Drawing on the language of Henri de Lubac, the Church is at heart ‘a life being passed on’ and it is the Church’s manifold tradition – including texts, teachings, images, embodied practices, narratives, theological insights, characteristic ways of speaking and acting, forms of sociality, worship and beyond – that transmits and makes accessible that sacred life from generation to generation.

massFinally, given the tendency to think of tradition in static terms, it is also important to insist that each generation of believers must make this inheritance of faith truly their own, by receiving it, seeking to understand it and applying it in their own lives and in the circumstances of their time. It is only by this active and ongoing participation in tradition by disciples today, under the guidance of the Spirit, that what has been received can be passed on in a living condition and not as a museum piece or relic.

The Jesuit scholar Edward Yarnold reminds us of this living dimension of tradition when he writes,

. . . tradition is not the handing on of tablets of stone for the guidance of every age. In this process [of tradition] the act of applying the word to the situation becomes itself part of the tradition. What the Church proclaims today becomes in its turn part of the reservoir of memory on which tomorrow’s proclamation will draw.

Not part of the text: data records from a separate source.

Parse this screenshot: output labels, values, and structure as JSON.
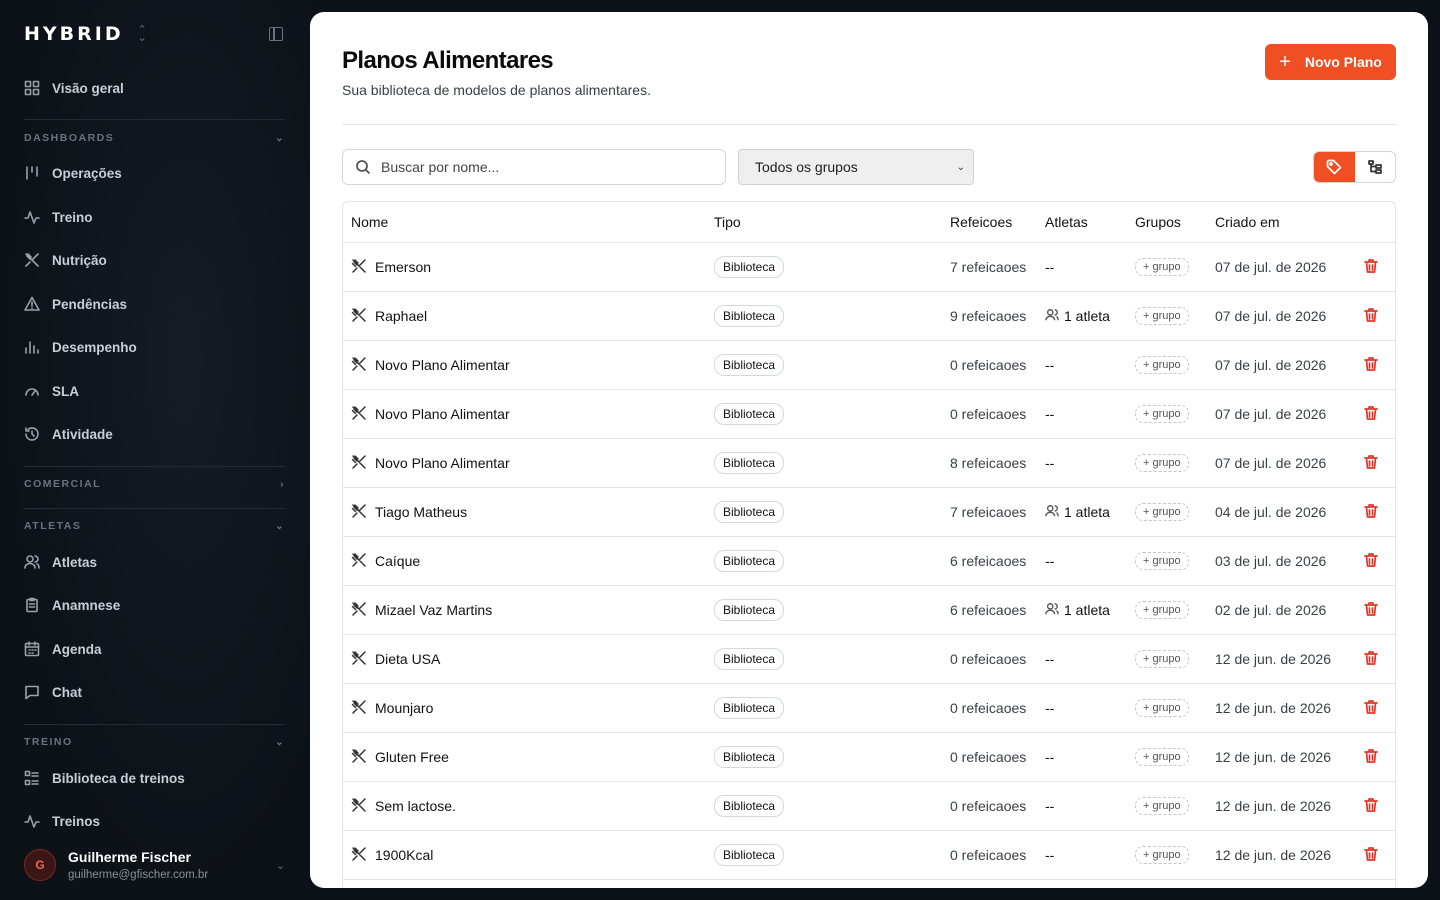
{
  "brand": {
    "logo": "HYBRID",
    "switch_glyph": "⌃⌄"
  },
  "sidebar": {
    "overview": "Visão geral",
    "sections": {
      "dashboards": "DASHBOARDS",
      "comercial": "COMERCIAL",
      "atletas": "ATLETAS",
      "treino": "TREINO"
    },
    "items": {
      "operacoes": "Operações",
      "treino": "Treino",
      "nutricao": "Nutrição",
      "pendencias": "Pendências",
      "desempenho": "Desempenho",
      "sla": "SLA",
      "atividade": "Atividade",
      "atletas": "Atletas",
      "anamnese": "Anamnese",
      "agenda": "Agenda",
      "chat": "Chat",
      "biblioteca": "Biblioteca de treinos",
      "treinos": "Treinos"
    }
  },
  "user": {
    "initial": "G",
    "name": "Guilherme Fischer",
    "email": "guilherme@gfischer.com.br"
  },
  "page": {
    "title": "Planos Alimentares",
    "subtitle": "Sua biblioteca de modelos de planos alimentares.",
    "new_button": "Novo Plano",
    "search_placeholder": "Buscar por nome...",
    "group_filter": "Todos os grupos"
  },
  "table": {
    "headers": {
      "name": "Nome",
      "type": "Tipo",
      "meals": "Refeicoes",
      "athletes": "Atletas",
      "groups": "Grupos",
      "created": "Criado em"
    },
    "rows": [
      {
        "name": "Emerson",
        "type": "Biblioteca",
        "meals": "7 refeicaoes",
        "athletes": "--",
        "group": "+ grupo",
        "created": "07 de jul. de 2026"
      },
      {
        "name": "Raphael",
        "type": "Biblioteca",
        "meals": "9 refeicaoes",
        "athletes": "1 atleta",
        "group": "+ grupo",
        "created": "07 de jul. de 2026"
      },
      {
        "name": "Novo Plano Alimentar",
        "type": "Biblioteca",
        "meals": "0 refeicaoes",
        "athletes": "--",
        "group": "+ grupo",
        "created": "07 de jul. de 2026"
      },
      {
        "name": "Novo Plano Alimentar",
        "type": "Biblioteca",
        "meals": "0 refeicaoes",
        "athletes": "--",
        "group": "+ grupo",
        "created": "07 de jul. de 2026"
      },
      {
        "name": "Novo Plano Alimentar",
        "type": "Biblioteca",
        "meals": "8 refeicaoes",
        "athletes": "--",
        "group": "+ grupo",
        "created": "07 de jul. de 2026"
      },
      {
        "name": "Tiago Matheus",
        "type": "Biblioteca",
        "meals": "7 refeicaoes",
        "athletes": "1 atleta",
        "group": "+ grupo",
        "created": "04 de jul. de 2026"
      },
      {
        "name": "Caíque",
        "type": "Biblioteca",
        "meals": "6 refeicaoes",
        "athletes": "--",
        "group": "+ grupo",
        "created": "03 de jul. de 2026"
      },
      {
        "name": "Mizael Vaz Martins",
        "type": "Biblioteca",
        "meals": "6 refeicaoes",
        "athletes": "1 atleta",
        "group": "+ grupo",
        "created": "02 de jul. de 2026"
      },
      {
        "name": "Dieta USA",
        "type": "Biblioteca",
        "meals": "0 refeicaoes",
        "athletes": "--",
        "group": "+ grupo",
        "created": "12 de jun. de 2026"
      },
      {
        "name": "Mounjaro",
        "type": "Biblioteca",
        "meals": "0 refeicaoes",
        "athletes": "--",
        "group": "+ grupo",
        "created": "12 de jun. de 2026"
      },
      {
        "name": "Gluten Free",
        "type": "Biblioteca",
        "meals": "0 refeicaoes",
        "athletes": "--",
        "group": "+ grupo",
        "created": "12 de jun. de 2026"
      },
      {
        "name": "Sem lactose.",
        "type": "Biblioteca",
        "meals": "0 refeicaoes",
        "athletes": "--",
        "group": "+ grupo",
        "created": "12 de jun. de 2026"
      },
      {
        "name": "1900Kcal",
        "type": "Biblioteca",
        "meals": "0 refeicaoes",
        "athletes": "--",
        "group": "+ grupo",
        "created": "12 de jun. de 2026"
      }
    ]
  },
  "colors": {
    "accent": "#f04e23",
    "danger": "#e0372a",
    "sidebar_bg": "#0d1118"
  }
}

So, as disciples of our time, we are not only inheritors of a tradition, ‘the faith that was once for all delivered to the saints’ (Jude 3) but participants and ‘extenders’ of it, called to pass on through witness, testimony, practices and signs that baptismal and eucharistic unity we ourselves have received. I’m looking forward to the Tradition Conference as an opportunity to learn more about this dynamic at the heart of the Church’s life, growth and mission.